START The input

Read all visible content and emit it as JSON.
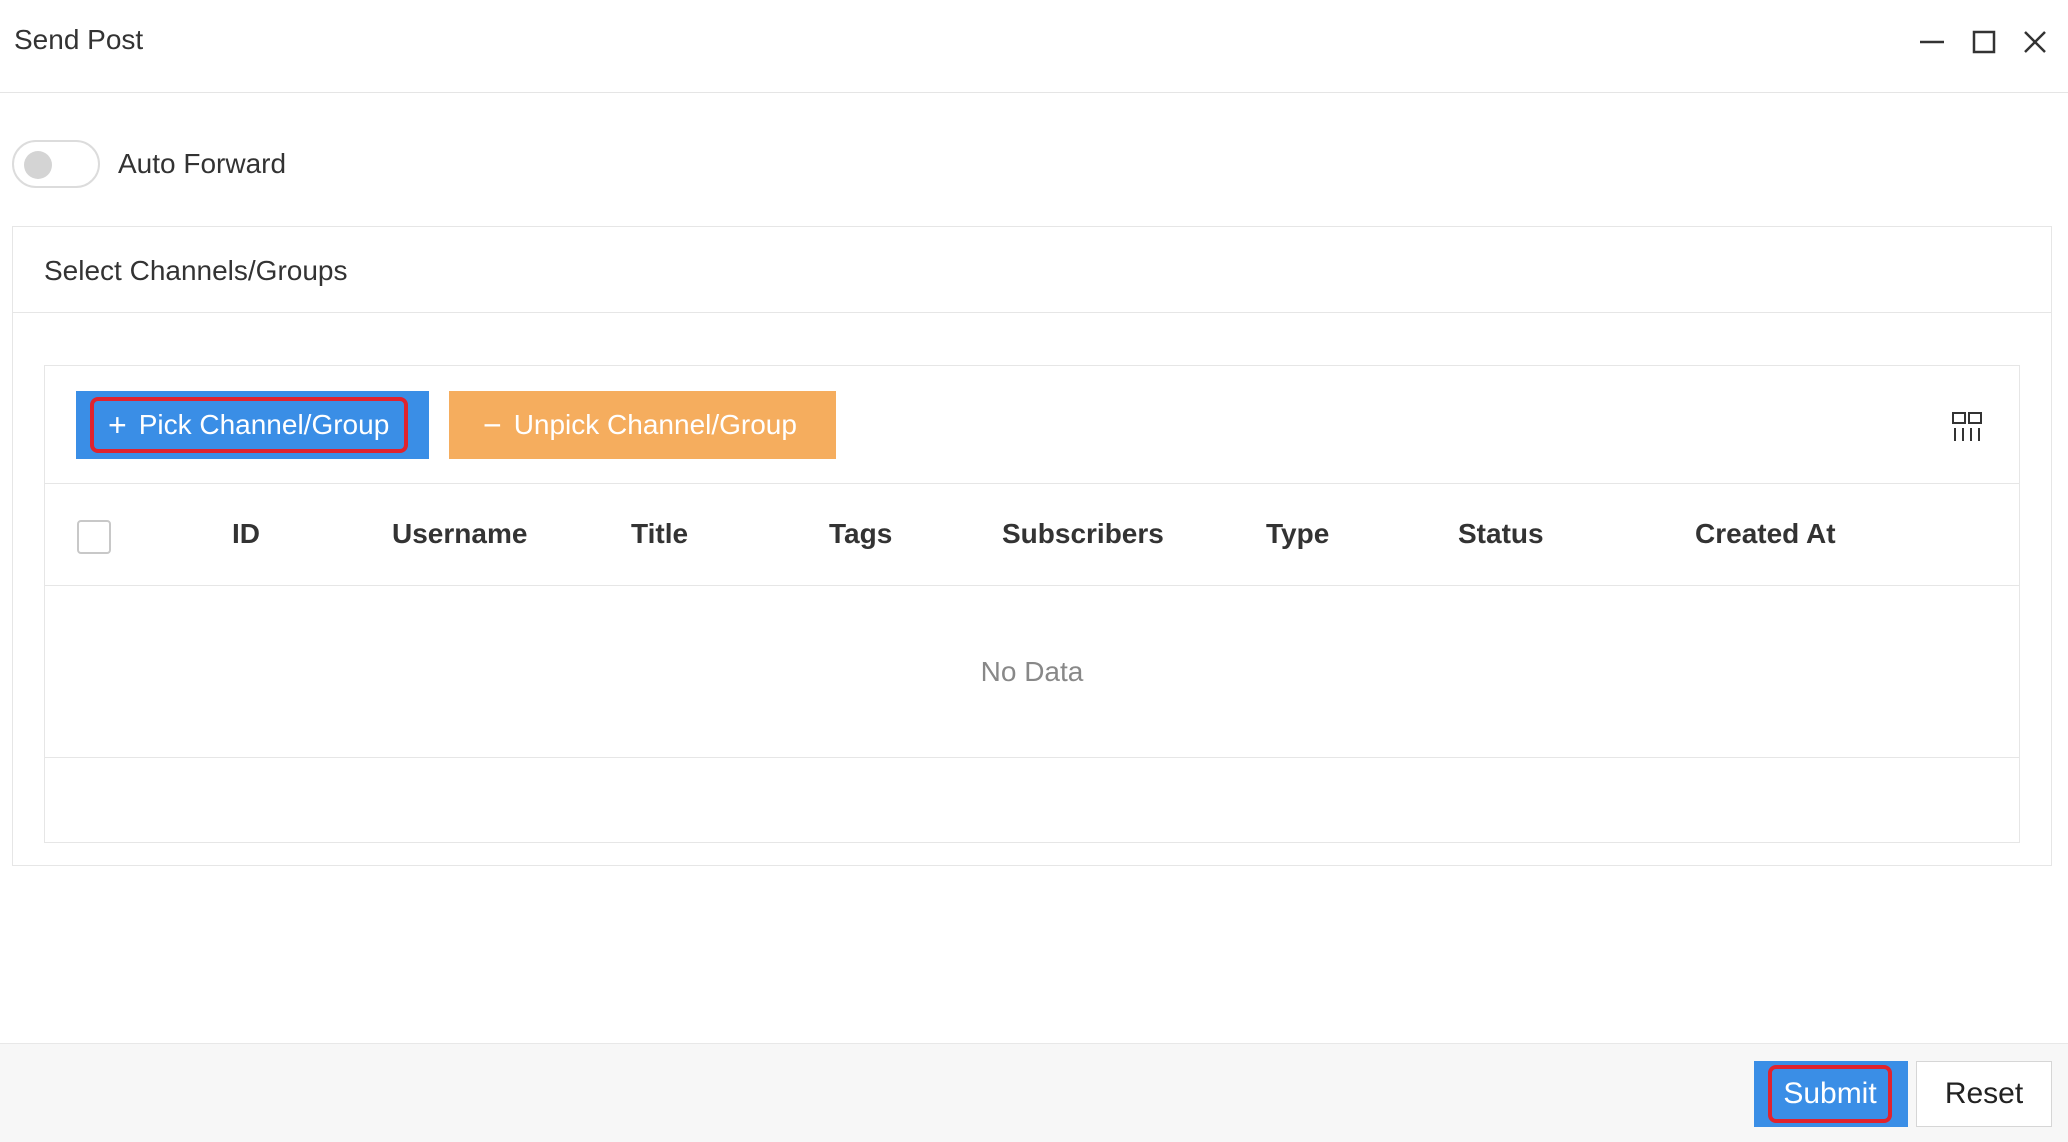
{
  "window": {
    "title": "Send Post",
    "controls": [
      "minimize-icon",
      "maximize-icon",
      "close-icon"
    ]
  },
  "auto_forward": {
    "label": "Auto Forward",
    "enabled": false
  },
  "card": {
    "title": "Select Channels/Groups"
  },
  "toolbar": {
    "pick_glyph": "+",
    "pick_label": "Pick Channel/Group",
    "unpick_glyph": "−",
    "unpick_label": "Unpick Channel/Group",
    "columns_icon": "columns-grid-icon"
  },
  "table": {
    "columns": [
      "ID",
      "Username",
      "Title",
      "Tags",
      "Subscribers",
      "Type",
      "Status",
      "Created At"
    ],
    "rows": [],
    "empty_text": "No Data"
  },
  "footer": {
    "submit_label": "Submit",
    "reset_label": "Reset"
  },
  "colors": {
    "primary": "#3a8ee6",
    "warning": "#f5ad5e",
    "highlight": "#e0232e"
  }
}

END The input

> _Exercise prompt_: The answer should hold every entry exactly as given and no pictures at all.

> _Response to this exercise_:
Read all visible content and emit it as JSON.
{
  "window": {
    "title": "Send Post",
    "controls": [
      "minimize-icon",
      "maximize-icon",
      "close-icon"
    ]
  },
  "auto_forward": {
    "label": "Auto Forward",
    "enabled": false
  },
  "card": {
    "title": "Select Channels/Groups"
  },
  "toolbar": {
    "pick_glyph": "+",
    "pick_label": "Pick Channel/Group",
    "unpick_glyph": "−",
    "unpick_label": "Unpick Channel/Group",
    "columns_icon": "columns-grid-icon"
  },
  "table": {
    "columns": [
      "ID",
      "Username",
      "Title",
      "Tags",
      "Subscribers",
      "Type",
      "Status",
      "Created At"
    ],
    "rows": [],
    "empty_text": "No Data"
  },
  "footer": {
    "submit_label": "Submit",
    "reset_label": "Reset"
  },
  "colors": {
    "primary": "#3a8ee6",
    "warning": "#f5ad5e",
    "highlight": "#e0232e"
  }
}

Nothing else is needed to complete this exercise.